RECORDS SHOWN →
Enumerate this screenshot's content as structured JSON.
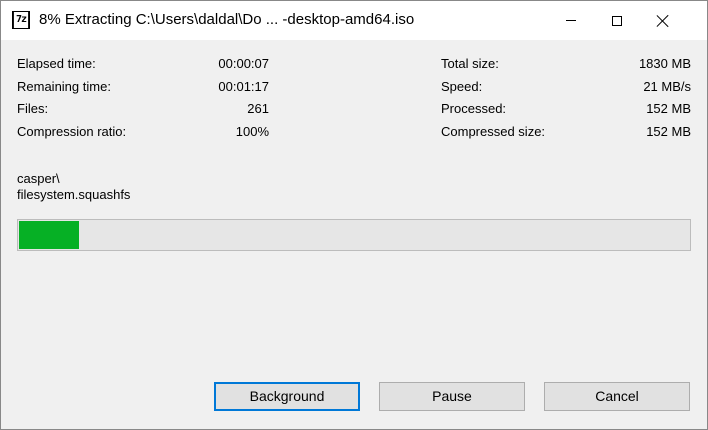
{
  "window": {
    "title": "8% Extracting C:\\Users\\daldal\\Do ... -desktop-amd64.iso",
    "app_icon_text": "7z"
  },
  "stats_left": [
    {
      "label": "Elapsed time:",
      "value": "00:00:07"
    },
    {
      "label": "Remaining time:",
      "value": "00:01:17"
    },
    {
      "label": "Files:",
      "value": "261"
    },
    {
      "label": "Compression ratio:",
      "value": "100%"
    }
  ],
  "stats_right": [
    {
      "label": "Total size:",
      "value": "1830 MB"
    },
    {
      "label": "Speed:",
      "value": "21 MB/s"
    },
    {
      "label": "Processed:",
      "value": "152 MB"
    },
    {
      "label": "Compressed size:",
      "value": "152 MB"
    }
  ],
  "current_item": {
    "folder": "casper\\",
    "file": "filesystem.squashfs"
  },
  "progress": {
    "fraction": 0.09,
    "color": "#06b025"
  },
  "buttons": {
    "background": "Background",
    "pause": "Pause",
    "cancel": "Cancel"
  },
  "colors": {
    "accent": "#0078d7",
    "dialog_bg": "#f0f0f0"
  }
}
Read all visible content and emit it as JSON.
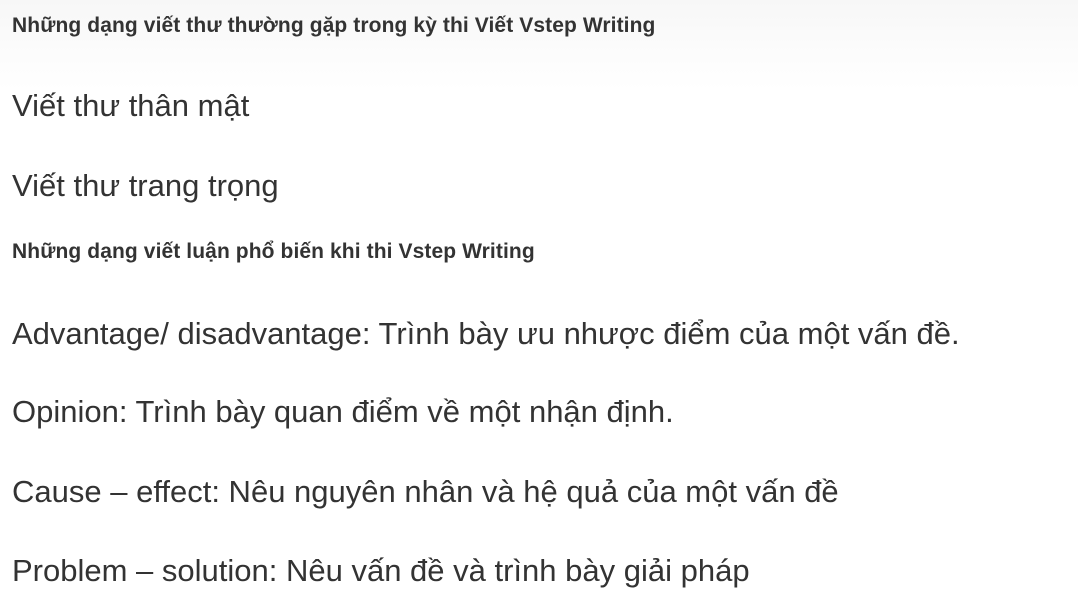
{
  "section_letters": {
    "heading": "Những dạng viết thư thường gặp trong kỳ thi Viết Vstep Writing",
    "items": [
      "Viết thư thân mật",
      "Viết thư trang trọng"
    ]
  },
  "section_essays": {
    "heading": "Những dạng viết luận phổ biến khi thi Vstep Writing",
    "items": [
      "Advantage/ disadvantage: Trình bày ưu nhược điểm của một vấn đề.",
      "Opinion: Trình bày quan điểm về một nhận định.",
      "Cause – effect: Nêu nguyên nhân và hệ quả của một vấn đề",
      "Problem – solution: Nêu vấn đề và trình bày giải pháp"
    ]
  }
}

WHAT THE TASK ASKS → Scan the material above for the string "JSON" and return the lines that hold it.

RESULT OF THE TASK →
Enumerate this screenshot's content as structured JSON.
Read all visible content and emit it as JSON.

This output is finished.